Toyota quickly issued a letter to more than 3 million vehicle owners, emphasizing the company’s stellar reputation for quality, encouraging customers to get oil changes at manufacturer-recommended intervals, and assuring them that engine failures not due to extreme neglect would be taken care of at the dealer. A look back at sales numbers and stock prices indicates that Toyota kept moving forward quite well in the years that followed. (Not ironically, “Moving forward” was its next successful tagline.)
Brand identity as a moral compass
Bad things happen to otherwise solid companies all the time. As long as human beings run businesses, it will continue to happen. Employees or executives will embezzle. Recalls will undercut claims of quality. Cyber criminals will strike. Divisions or product lines will fail. Customer disputes will explode into high-profile lawsuits.
When your brand and company values are tied closely together, your company has a built-in way of acting, as long as its leaders have the temperance to stay on course.
KFC, jetBlue, and Toyota North America all had intentionally built their corporate images long before facing their respective trials. Those images informed the proper actions for their executives. Equally as important, those executives had the wherewithal to practice needed brand discipline — the self-mastery to depend upon your company’s values and voice, no matter the situation.
There is no shortage of crisis public relations firms to help draft a plan and conduct a vulnerability audit. And it’s a good bit of insurance to have for the sake of every stakeholder. But crisis audits, while heavy on risk mitigation and necessary communications, tend to be less focused on brand discipline.

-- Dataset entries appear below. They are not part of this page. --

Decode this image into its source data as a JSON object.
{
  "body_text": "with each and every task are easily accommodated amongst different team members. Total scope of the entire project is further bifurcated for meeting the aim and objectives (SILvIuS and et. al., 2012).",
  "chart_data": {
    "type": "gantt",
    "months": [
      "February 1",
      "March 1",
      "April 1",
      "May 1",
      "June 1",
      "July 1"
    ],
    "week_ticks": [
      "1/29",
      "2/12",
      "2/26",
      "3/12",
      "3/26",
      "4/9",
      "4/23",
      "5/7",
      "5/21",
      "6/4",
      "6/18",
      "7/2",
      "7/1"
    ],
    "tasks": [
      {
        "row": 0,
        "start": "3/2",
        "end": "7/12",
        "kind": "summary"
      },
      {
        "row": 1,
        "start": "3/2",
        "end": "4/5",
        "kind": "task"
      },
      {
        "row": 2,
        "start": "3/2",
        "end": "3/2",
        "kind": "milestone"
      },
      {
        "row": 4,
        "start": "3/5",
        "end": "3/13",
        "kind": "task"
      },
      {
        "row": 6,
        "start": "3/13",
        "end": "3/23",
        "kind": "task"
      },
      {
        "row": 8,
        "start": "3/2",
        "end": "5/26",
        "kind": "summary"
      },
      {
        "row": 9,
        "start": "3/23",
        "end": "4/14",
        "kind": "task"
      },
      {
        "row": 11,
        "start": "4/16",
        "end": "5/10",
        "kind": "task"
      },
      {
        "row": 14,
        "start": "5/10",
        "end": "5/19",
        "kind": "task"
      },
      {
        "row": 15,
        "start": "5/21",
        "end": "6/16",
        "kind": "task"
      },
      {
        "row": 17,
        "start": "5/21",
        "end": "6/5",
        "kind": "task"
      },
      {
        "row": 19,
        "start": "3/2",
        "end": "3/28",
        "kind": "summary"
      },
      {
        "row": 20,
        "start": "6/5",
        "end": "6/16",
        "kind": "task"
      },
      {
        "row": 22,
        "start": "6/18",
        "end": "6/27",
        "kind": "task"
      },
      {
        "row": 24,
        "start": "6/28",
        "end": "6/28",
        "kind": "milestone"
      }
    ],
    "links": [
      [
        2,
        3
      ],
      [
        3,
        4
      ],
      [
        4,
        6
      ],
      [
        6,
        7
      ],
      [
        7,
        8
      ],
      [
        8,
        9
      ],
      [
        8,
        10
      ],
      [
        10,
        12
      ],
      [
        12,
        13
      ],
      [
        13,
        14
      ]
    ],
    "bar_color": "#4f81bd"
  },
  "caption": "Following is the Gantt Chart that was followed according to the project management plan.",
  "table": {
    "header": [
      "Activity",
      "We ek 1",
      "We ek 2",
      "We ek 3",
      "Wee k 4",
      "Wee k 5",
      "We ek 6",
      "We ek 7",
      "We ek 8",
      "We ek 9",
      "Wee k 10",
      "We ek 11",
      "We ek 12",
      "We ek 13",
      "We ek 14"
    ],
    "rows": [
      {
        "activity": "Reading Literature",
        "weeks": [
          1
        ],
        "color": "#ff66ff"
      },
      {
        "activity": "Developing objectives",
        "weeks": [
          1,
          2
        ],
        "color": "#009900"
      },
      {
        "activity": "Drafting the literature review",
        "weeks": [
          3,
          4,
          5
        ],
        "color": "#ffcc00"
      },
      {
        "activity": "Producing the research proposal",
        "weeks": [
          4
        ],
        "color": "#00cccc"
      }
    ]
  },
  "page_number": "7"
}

This might be a good place for marketers to weigh in on those crisis plans.
Having a strong brand identity does more than ease the flow of words. It paves the way for the proper actions. Saying the right thing means doing the right thing. When you do what you believe is right — what your established brand tells you is right — it’s much easier for an organization to talk about and defend its actions.
While the elements of each crisis will differ, every brand’s recovery depends on how it established its reputation before everything appeared to go wrong. Once a scandal unfolds, it’s too late to engage in reputation-building. Your brand’s bed has been made.
The time to protect your company — provided you don’t have a scandal on your hands already — is now.
Branding establishes trust and credibility, something an organization will need in spades when its reputation becomes vulnerable. No playbook can anticipate every possible crisis. It’s the nature of crises to be unpredictable in the first place. Your preparation, then, is in developing your brand discipline and being ready to apply it to any circumstance. Thinking about the day when everything goes wrong allows an executive team to view its brand identity through a different, darker lens. It’s not wasted energy.
Consider: What is your brand saying today that will give you credibility tomorrow? What’s the worst that can happen tomorrow that could potentially exploit holes in your messaging today? What crisis would most directly undermine the promise your brand is making to your stakeholders? And what if that crisis happened?
While it’s not a bad idea to know an experienced crisis communications agency, they, and you, will need a solid foundation to work with when problems arise. Your company’s identity should be built for such a moment.
Joe Kohn is an Account Leader at ddm marketing +communications. In this role, Joe focuses on providing clients genuine and impactful communications strategies to build and strengthen their businesses.